Reproduce the records that follow without alteration, apart from removing the pictures.

Dataset rows for apps and sites
*** Begin section ***
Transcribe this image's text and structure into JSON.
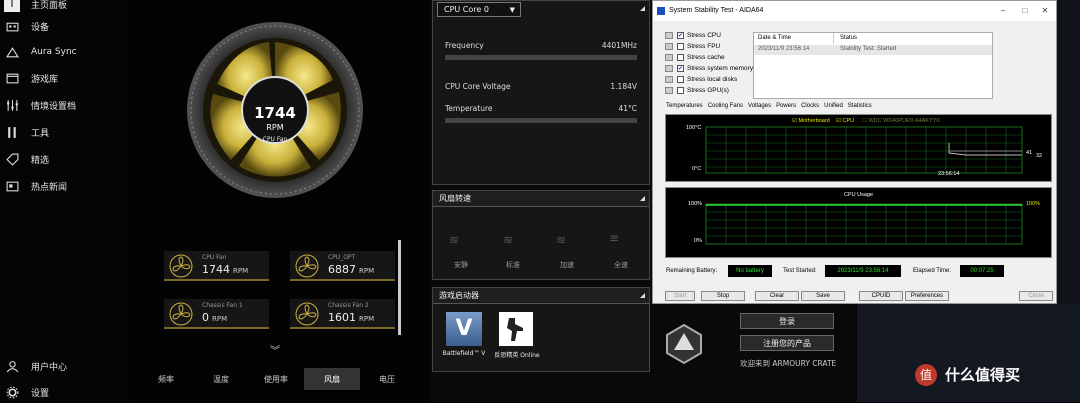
{
  "sidebar": {
    "items": [
      {
        "label": "主页面板",
        "icon": "home-icon"
      },
      {
        "label": "设备",
        "icon": "keyboard-icon"
      },
      {
        "label": "Aura Sync",
        "icon": "aura-icon"
      },
      {
        "label": "游戏库",
        "icon": "library-icon"
      },
      {
        "label": "情境设置档",
        "icon": "sliders-icon"
      },
      {
        "label": "工具",
        "icon": "tools-icon"
      },
      {
        "label": "精选",
        "icon": "tag-icon"
      },
      {
        "label": "热点新闻",
        "icon": "news-icon"
      }
    ],
    "bottom": [
      {
        "label": "用户中心",
        "icon": "user-icon"
      },
      {
        "label": "设置",
        "icon": "gear-icon"
      }
    ]
  },
  "main_fan": {
    "value": "1744",
    "unit": "RPM",
    "label": "CPU Fan"
  },
  "fan_cards": [
    {
      "name": "CPU Fan",
      "value": "1744",
      "unit": "RPM"
    },
    {
      "name": "CPU_OPT",
      "value": "6887",
      "unit": "RPM"
    },
    {
      "name": "Chassis Fan 1",
      "value": "0",
      "unit": "RPM"
    },
    {
      "name": "Chassis Fan 2",
      "value": "1601",
      "unit": "RPM"
    }
  ],
  "bottom_tabs": [
    "频率",
    "温度",
    "使用率",
    "风扇",
    "电压"
  ],
  "active_tab": 3,
  "cpu_panel": {
    "select": "CPU Core 0",
    "rows": [
      {
        "label": "Frequency",
        "value": "4401MHz"
      },
      {
        "label": "CPU Core Voltage",
        "value": "1.184V"
      },
      {
        "label": "Temperature",
        "value": "41°C"
      }
    ]
  },
  "fan_speed_panel": {
    "title": "风扇转速",
    "modes": [
      "安静",
      "标准",
      "加速",
      "全速"
    ]
  },
  "game_launcher": {
    "title": "游戏启动器",
    "games": [
      {
        "name": "Battlefield™ V"
      },
      {
        "name": "反恐精英 Online"
      }
    ]
  },
  "aida": {
    "title": "System Stability Test - AIDA64",
    "stress": [
      {
        "label": "Stress CPU",
        "checked": true
      },
      {
        "label": "Stress FPU",
        "checked": false
      },
      {
        "label": "Stress cache",
        "checked": false
      },
      {
        "label": "Stress system memory",
        "checked": true
      },
      {
        "label": "Stress local disks",
        "checked": false
      },
      {
        "label": "Stress GPU(s)",
        "checked": false
      }
    ],
    "log_headers": [
      "Date & Time",
      "Status"
    ],
    "log_rows": [
      {
        "time": "2023/11/9 23:56:14",
        "status": "Stability Test: Started"
      }
    ],
    "tabs": [
      "Temperatures",
      "Cooling Fans",
      "Voltages",
      "Powers",
      "Clocks",
      "Unified",
      "Statistics"
    ],
    "temp_graph": {
      "legend": [
        "Motherboard",
        "CPU",
        "WDC WD40PURX-64AKYY0"
      ],
      "y_top": "100°C",
      "y_bottom": "0°C",
      "time": "23:56:14",
      "right_values": [
        "41",
        "32"
      ]
    },
    "usage_graph": {
      "title": "CPU Usage",
      "y_top": "100%",
      "y_bottom": "0%",
      "right_value": "100%"
    },
    "remaining_battery_label": "Remaining Battery:",
    "remaining_battery": "No battery",
    "test_started_label": "Test Started:",
    "test_started": "2023/11/9 23:56:14",
    "elapsed_label": "Elapsed Time:",
    "elapsed": "00:07:25",
    "buttons": [
      "Start",
      "Stop",
      "Clear",
      "Save",
      "CPUID",
      "Preferences",
      "Close"
    ]
  },
  "crate": {
    "login": "登录",
    "register": "注册您的产品",
    "welcome": "欢迎来到 ARMOURY CRATE"
  },
  "watermark": "什么值得买",
  "colors": {
    "gold": "#c9b13a",
    "accent": "#7a6a2a",
    "graph_green": "#2ddc2d"
  }
}
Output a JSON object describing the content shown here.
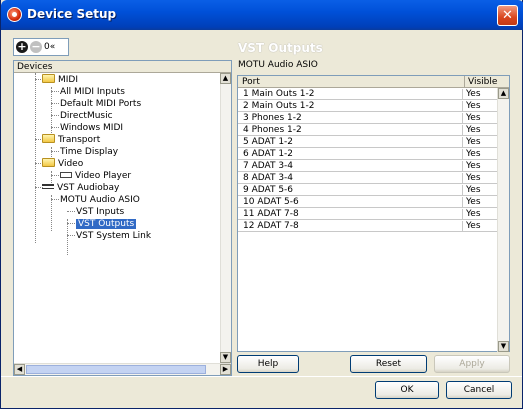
{
  "window": {
    "title": "Device Setup",
    "close_glyph": "✕"
  },
  "toolbar": {
    "add_glyph": "+",
    "remove_glyph": "−",
    "reset_label": "0«"
  },
  "devices": {
    "header": "Devices",
    "items": [
      {
        "label": "MIDI",
        "folder": true
      },
      {
        "label": "All MIDI Inputs"
      },
      {
        "label": "Default MIDI Ports"
      },
      {
        "label": "DirectMusic"
      },
      {
        "label": "Windows MIDI"
      },
      {
        "label": "Transport",
        "folder": true
      },
      {
        "label": "Time Display"
      },
      {
        "label": "Video",
        "folder": true
      },
      {
        "label": "Video Player"
      },
      {
        "label": "VST Audiobay"
      },
      {
        "label": "MOTU Audio ASIO"
      },
      {
        "label": "VST Inputs"
      },
      {
        "label": "VST Outputs",
        "selected": true
      },
      {
        "label": "VST System Link"
      }
    ]
  },
  "main": {
    "section_title": "VST Outputs",
    "driver_name": "MOTU Audio ASIO",
    "columns": {
      "port": "Port",
      "visible": "Visible"
    },
    "rows": [
      {
        "port": "1 Main Outs 1-2",
        "visible": "Yes"
      },
      {
        "port": "2 Main Outs 1-2",
        "visible": "Yes"
      },
      {
        "port": "3 Phones 1-2",
        "visible": "Yes"
      },
      {
        "port": "4 Phones 1-2",
        "visible": "Yes"
      },
      {
        "port": "5 ADAT 1-2",
        "visible": "Yes"
      },
      {
        "port": "6 ADAT 1-2",
        "visible": "Yes"
      },
      {
        "port": "7 ADAT 3-4",
        "visible": "Yes"
      },
      {
        "port": "8 ADAT 3-4",
        "visible": "Yes"
      },
      {
        "port": "9 ADAT 5-6",
        "visible": "Yes"
      },
      {
        "port": "10 ADAT 5-6",
        "visible": "Yes"
      },
      {
        "port": "11 ADAT 7-8",
        "visible": "Yes"
      },
      {
        "port": "12 ADAT 7-8",
        "visible": "Yes"
      }
    ],
    "help_label": "Help",
    "reset_label": "Reset",
    "apply_label": "Apply"
  },
  "footer": {
    "ok_label": "OK",
    "cancel_label": "Cancel"
  },
  "scroll": {
    "up": "▲",
    "down": "▼",
    "left": "◀",
    "right": "▶"
  }
}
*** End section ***
| Task answer |
Transcribe this image's text and structure into JSON.
{
  "sidebar": {
    "items": [
      {
        "label": "主页面板",
        "icon": "home-icon"
      },
      {
        "label": "设备",
        "icon": "keyboard-icon"
      },
      {
        "label": "Aura Sync",
        "icon": "aura-icon"
      },
      {
        "label": "游戏库",
        "icon": "library-icon"
      },
      {
        "label": "情境设置档",
        "icon": "sliders-icon"
      },
      {
        "label": "工具",
        "icon": "tools-icon"
      },
      {
        "label": "精选",
        "icon": "tag-icon"
      },
      {
        "label": "热点新闻",
        "icon": "news-icon"
      }
    ],
    "bottom": [
      {
        "label": "用户中心",
        "icon": "user-icon"
      },
      {
        "label": "设置",
        "icon": "gear-icon"
      }
    ]
  },
  "main_fan": {
    "value": "1744",
    "unit": "RPM",
    "label": "CPU Fan"
  },
  "fan_cards": [
    {
      "name": "CPU Fan",
      "value": "1744",
      "unit": "RPM"
    },
    {
      "name": "CPU_OPT",
      "value": "6887",
      "unit": "RPM"
    },
    {
      "name": "Chassis Fan 1",
      "value": "0",
      "unit": "RPM"
    },
    {
      "name": "Chassis Fan 2",
      "value": "1601",
      "unit": "RPM"
    }
  ],
  "bottom_tabs": [
    "频率",
    "温度",
    "使用率",
    "风扇",
    "电压"
  ],
  "active_tab": 3,
  "cpu_panel": {
    "select": "CPU Core 0",
    "rows": [
      {
        "label": "Frequency",
        "value": "4401MHz"
      },
      {
        "label": "CPU Core Voltage",
        "value": "1.184V"
      },
      {
        "label": "Temperature",
        "value": "41°C"
      }
    ]
  },
  "fan_speed_panel": {
    "title": "风扇转速",
    "modes": [
      "安静",
      "标准",
      "加速",
      "全速"
    ]
  },
  "game_launcher": {
    "title": "游戏启动器",
    "games": [
      {
        "name": "Battlefield™ V"
      },
      {
        "name": "反恐精英 Online"
      }
    ]
  },
  "aida": {
    "title": "System Stability Test - AIDA64",
    "stress": [
      {
        "label": "Stress CPU",
        "checked": true
      },
      {
        "label": "Stress FPU",
        "checked": false
      },
      {
        "label": "Stress cache",
        "checked": false
      },
      {
        "label": "Stress system memory",
        "checked": true
      },
      {
        "label": "Stress local disks",
        "checked": false
      },
      {
        "label": "Stress GPU(s)",
        "checked": false
      }
    ],
    "log_headers": [
      "Date & Time",
      "Status"
    ],
    "log_rows": [
      {
        "time": "2023/11/9 23:56:14",
        "status": "Stability Test: Started"
      }
    ],
    "tabs": [
      "Temperatures",
      "Cooling Fans",
      "Voltages",
      "Powers",
      "Clocks",
      "Unified",
      "Statistics"
    ],
    "temp_graph": {
      "legend": [
        "Motherboard",
        "CPU",
        "WDC WD40PURX-64AKYY0"
      ],
      "y_top": "100°C",
      "y_bottom": "0°C",
      "time": "23:56:14",
      "right_values": [
        "41",
        "32"
      ]
    },
    "usage_graph": {
      "title": "CPU Usage",
      "y_top": "100%",
      "y_bottom": "0%",
      "right_value": "100%"
    },
    "remaining_battery_label": "Remaining Battery:",
    "remaining_battery": "No battery",
    "test_started_label": "Test Started:",
    "test_started": "2023/11/9 23:56:14",
    "elapsed_label": "Elapsed Time:",
    "elapsed": "00:07:25",
    "buttons": [
      "Start",
      "Stop",
      "Clear",
      "Save",
      "CPUID",
      "Preferences",
      "Close"
    ]
  },
  "crate": {
    "login": "登录",
    "register": "注册您的产品",
    "welcome": "欢迎来到 ARMOURY CRATE"
  },
  "watermark": "什么值得买",
  "colors": {
    "gold": "#c9b13a",
    "accent": "#7a6a2a",
    "graph_green": "#2ddc2d"
  }
}
Output a JSON object describing the content shown here.
{
  "window": {
    "title": "Device Setup",
    "close_glyph": "✕"
  },
  "toolbar": {
    "add_glyph": "+",
    "remove_glyph": "−",
    "reset_label": "0«"
  },
  "devices": {
    "header": "Devices",
    "items": [
      {
        "label": "MIDI",
        "folder": true
      },
      {
        "label": "All MIDI Inputs"
      },
      {
        "label": "Default MIDI Ports"
      },
      {
        "label": "DirectMusic"
      },
      {
        "label": "Windows MIDI"
      },
      {
        "label": "Transport",
        "folder": true
      },
      {
        "label": "Time Display"
      },
      {
        "label": "Video",
        "folder": true
      },
      {
        "label": "Video Player"
      },
      {
        "label": "VST Audiobay"
      },
      {
        "label": "MOTU Audio ASIO"
      },
      {
        "label": "VST Inputs"
      },
      {
        "label": "VST Outputs",
        "selected": true
      },
      {
        "label": "VST System Link"
      }
    ]
  },
  "main": {
    "section_title": "VST Outputs",
    "driver_name": "MOTU Audio ASIO",
    "columns": {
      "port": "Port",
      "visible": "Visible"
    },
    "rows": [
      {
        "port": "1 Main Outs 1-2",
        "visible": "Yes"
      },
      {
        "port": "2 Main Outs 1-2",
        "visible": "Yes"
      },
      {
        "port": "3 Phones 1-2",
        "visible": "Yes"
      },
      {
        "port": "4 Phones 1-2",
        "visible": "Yes"
      },
      {
        "port": "5 ADAT 1-2",
        "visible": "Yes"
      },
      {
        "port": "6 ADAT 1-2",
        "visible": "Yes"
      },
      {
        "port": "7 ADAT 3-4",
        "visible": "Yes"
      },
      {
        "port": "8 ADAT 3-4",
        "visible": "Yes"
      },
      {
        "port": "9 ADAT 5-6",
        "visible": "Yes"
      },
      {
        "port": "10 ADAT 5-6",
        "visible": "Yes"
      },
      {
        "port": "11 ADAT 7-8",
        "visible": "Yes"
      },
      {
        "port": "12 ADAT 7-8",
        "visible": "Yes"
      }
    ],
    "help_label": "Help",
    "reset_label": "Reset",
    "apply_label": "Apply"
  },
  "footer": {
    "ok_label": "OK",
    "cancel_label": "Cancel"
  },
  "scroll": {
    "up": "▲",
    "down": "▼",
    "left": "◀",
    "right": "▶"
  }
}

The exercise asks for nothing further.